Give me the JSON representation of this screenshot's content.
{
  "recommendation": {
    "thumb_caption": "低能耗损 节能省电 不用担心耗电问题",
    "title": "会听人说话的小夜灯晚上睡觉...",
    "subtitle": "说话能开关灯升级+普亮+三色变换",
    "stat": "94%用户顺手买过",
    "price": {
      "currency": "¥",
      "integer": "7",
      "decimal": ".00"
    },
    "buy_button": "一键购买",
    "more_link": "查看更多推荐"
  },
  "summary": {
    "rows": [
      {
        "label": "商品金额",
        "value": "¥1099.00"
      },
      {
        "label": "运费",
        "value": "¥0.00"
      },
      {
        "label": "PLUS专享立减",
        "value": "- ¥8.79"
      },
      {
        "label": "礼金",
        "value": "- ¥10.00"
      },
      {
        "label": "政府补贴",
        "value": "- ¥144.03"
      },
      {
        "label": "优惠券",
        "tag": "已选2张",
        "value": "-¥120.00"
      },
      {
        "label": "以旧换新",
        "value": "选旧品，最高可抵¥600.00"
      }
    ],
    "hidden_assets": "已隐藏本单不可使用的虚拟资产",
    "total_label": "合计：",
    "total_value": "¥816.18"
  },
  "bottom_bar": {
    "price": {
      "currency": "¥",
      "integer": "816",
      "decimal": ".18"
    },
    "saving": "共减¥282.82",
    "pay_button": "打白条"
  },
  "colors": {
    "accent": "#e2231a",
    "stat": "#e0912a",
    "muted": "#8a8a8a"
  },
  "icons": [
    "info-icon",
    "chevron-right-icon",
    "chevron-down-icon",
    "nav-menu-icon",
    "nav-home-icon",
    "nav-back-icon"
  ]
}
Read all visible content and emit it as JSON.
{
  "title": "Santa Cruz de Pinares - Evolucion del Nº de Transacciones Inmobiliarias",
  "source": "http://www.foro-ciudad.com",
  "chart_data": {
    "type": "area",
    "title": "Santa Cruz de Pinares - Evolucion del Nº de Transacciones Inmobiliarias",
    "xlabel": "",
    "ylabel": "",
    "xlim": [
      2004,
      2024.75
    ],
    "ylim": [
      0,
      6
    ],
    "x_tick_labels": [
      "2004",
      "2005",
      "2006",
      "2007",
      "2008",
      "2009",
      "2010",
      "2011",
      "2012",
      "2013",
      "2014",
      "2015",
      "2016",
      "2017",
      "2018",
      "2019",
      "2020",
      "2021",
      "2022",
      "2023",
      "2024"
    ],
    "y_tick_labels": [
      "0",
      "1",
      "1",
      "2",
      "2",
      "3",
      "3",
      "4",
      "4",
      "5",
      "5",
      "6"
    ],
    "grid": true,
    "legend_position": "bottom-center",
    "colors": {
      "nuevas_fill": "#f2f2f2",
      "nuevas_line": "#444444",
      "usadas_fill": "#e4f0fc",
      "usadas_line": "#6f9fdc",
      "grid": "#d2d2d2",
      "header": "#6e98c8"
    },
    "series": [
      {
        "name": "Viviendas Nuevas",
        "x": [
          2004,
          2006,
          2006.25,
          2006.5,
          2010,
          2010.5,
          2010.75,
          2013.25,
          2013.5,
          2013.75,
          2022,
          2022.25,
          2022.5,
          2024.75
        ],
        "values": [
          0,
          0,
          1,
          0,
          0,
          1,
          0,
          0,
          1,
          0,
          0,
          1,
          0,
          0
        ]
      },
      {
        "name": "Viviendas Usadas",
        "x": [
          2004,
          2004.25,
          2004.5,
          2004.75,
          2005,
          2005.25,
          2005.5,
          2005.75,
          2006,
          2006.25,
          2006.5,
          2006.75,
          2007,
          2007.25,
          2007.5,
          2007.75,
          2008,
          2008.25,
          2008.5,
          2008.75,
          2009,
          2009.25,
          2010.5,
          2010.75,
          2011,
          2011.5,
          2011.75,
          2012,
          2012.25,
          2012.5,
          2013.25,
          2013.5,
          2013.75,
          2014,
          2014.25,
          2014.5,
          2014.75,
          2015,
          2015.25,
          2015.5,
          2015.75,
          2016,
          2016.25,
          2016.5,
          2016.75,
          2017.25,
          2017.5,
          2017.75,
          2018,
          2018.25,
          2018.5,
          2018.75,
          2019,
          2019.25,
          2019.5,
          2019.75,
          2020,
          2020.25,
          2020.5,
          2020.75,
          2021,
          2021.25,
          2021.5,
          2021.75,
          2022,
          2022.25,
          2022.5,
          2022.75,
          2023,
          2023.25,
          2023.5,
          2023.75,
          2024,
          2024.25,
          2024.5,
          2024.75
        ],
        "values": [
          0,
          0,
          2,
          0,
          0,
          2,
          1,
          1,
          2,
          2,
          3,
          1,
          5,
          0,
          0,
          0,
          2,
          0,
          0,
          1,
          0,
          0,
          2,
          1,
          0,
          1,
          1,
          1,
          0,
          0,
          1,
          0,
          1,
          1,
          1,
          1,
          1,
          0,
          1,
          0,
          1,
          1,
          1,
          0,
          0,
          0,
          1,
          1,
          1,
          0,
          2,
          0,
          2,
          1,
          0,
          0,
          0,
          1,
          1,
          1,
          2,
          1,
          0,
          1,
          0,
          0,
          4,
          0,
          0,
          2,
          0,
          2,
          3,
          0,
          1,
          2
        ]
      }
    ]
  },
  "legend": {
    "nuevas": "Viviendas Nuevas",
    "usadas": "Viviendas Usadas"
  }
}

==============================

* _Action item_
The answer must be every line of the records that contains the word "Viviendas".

* _Completed task_
        "name": "Viviendas Nuevas",
        "name": "Viviendas Usadas",
    "nuevas": "Viviendas Nuevas",
    "usadas": "Viviendas Usadas"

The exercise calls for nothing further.